In a statement posted to the Bristol Indymedia site after learning of the raid, organisers said “we consider this server to be compromised” and that it was “unlikely that open publishing of news items will ever be re-enabled”.
In the further post to the main website they say that are now “closing down” and said “the power of the State when threatened can be immense and we have seen that this week.”
Ta for that 23er. Appreciated.
Reading some of the earlier posts on the website, it sounds like things had been a struggle there for months before the police server stuff.
For example they felt the need in June to make a lengthy post about complaints they had received regarding their policy of not allowing people to post stories that claimed responsibility for criminal damage. And then in July they announced a summer break, wondered if anyone would like to volunteer to be a moderator, turned off open publishing, and didn't sound very positive about whether they'd have the time and inclination to turn it back on.
people should do something special for the ring ding holiday.
Hmmm. I'm not sure how much could, or should, be discussed on here but I'm curious as to if there is a pattern/focus/target to the police attention or if if it's a more generalised scattergun lean on the anarchist "scene" in Bristol.
Regardless, I hope Bristol folk are ok and that they're being looked after.
So looks like ringding is right then. Not
we already have it. I mean THEY already have it
Seriously, if you are a person of interest top them in any way, shape or form, they probably already have your ip address and more. unless you're a seriously good hacker type.
I would delete this thread if I was a mod.
i would be a mod if i could delete this thread
You think the timing is coincidence?
Any threat analysis to the NATO summit would include jihadist terrorist strikes, rioting and this lot.......no matter how little threat you or I think they would be. They will be considered a threat. Whatever groups that are sitting on the security team will be having words with Bristol's plod and saying "what the fuck are you doing about this lot?"
Clown. You didn't even remember what was happening here before you posted last night. It was quite clear that your holiday plans were all that was in your sight.

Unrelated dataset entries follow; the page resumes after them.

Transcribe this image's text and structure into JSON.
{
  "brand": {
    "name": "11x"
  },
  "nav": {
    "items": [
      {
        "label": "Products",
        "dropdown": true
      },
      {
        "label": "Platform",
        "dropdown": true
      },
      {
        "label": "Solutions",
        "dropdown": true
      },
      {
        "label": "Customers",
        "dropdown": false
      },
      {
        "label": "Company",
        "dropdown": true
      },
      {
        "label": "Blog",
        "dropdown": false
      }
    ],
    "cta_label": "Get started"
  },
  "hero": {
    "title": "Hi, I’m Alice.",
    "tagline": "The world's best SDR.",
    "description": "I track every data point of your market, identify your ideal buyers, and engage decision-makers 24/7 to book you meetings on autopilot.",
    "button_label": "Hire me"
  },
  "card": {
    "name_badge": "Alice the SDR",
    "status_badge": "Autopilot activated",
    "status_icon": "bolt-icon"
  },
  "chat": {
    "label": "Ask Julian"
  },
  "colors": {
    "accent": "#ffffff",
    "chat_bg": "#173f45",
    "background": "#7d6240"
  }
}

Aren't we due a visit from lazy hack?
you stupid childish dickhead ffs
It was a joke you tool, go suck a dog or something
would you find it fucking funny if someone joked that you were the person the police are desperately seeking? jesus wept
Next time crimewatch is on tip them his number and photos from the mug thread.
Separate names with a comma.